After years of quiet talks with General Motors Corp., Toyota Motor Corp. next week will unveil its 2001 Lexus luxury sedans equipped with its rival's OnStar in-vehicle communications service.
The licensing deal with Toyota puts GM solidly ahead of the automotive pack in developing in-vehicle Web and cellular communications systems. It should also help GM inch closer to its US$61 million year-end revenue target for OnStar sales. But the pact is expected to have little near-term impact on Toyota's Lexus sales in the U.S., Lexus dealers said.
GM launched OnStar, a satellite-based Global Positioning System (GPS) mapping and cellular calling service three years ago.
Aichi, Japan-based Toyota will begin shipping the 2001 Lexus LS 430 to its dealers on Thursday. The restyled vehicle has a suggested price tag of $54,000. GM's OnStar service, which Toyota has rebranded as Lexus Link, is available as a factory-installed option at a cost of $1,215.
Using Lexus Link, calls from drivers will be routed through GM's call centers and fielded by specially trained service representatives. The Lexus Link basic service package costs $215 per year and includes theft notification and roadside assistance. The premium package, priced at $413 annually, also includes concierge services and directions.
But Toyota is still test-driving the service. Lexus Link will be available as a factory-installed option on just 15% to 30% of the 25,000 LS 430s slated to roll off the production lines for the 2001 model year.
Next month, GM will begin a national rollout of its Virtual Advisor - a voice-activated Internet news, e-mail and cellular calling service - on 32 of its 54 vehicle lines, including Cadillac and Oldsmobile.
Toyota won't participate in those services.
Although Toyota executives anticipate a 93% increase in orders from the 14,000 Lexus LS 400s sold last year, dealers said Lexus Link will have a marginal sales impact, if any.
"[Lexus Link is] a nice feature, but I don't think people would not buy the vehicle because we did not have it," said Stefan Smith, president of Lexus of Memphis.
Smith said his dealership has already presold 70 LS 430s, 40% of which were fully equipped with the Lexus Link service.
"People who buy early want the whole shebang," he said.
Tom Rudnai, general manager at Longo Lexus in El Monte, Calif., said it's too early to determine if the service will have an impact on sales, given the timing of the announcement.
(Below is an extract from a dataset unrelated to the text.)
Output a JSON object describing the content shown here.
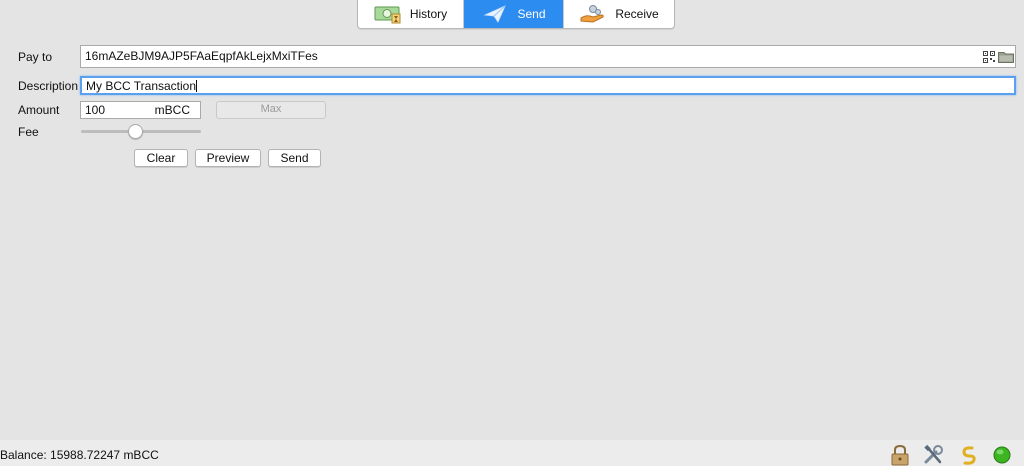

Officials at Detroit-based GM said more than 400,000 car owners have subscribed to the OnStar service since its inception. The Toyota deal and a similar pact reached in May with Tokyo-based Honda Motor Co. to offer the OnStar branded system in the 2002 Acura RL Sedan should help the world's largest automaker reach its OnStar revenue forecast of $61 million this year.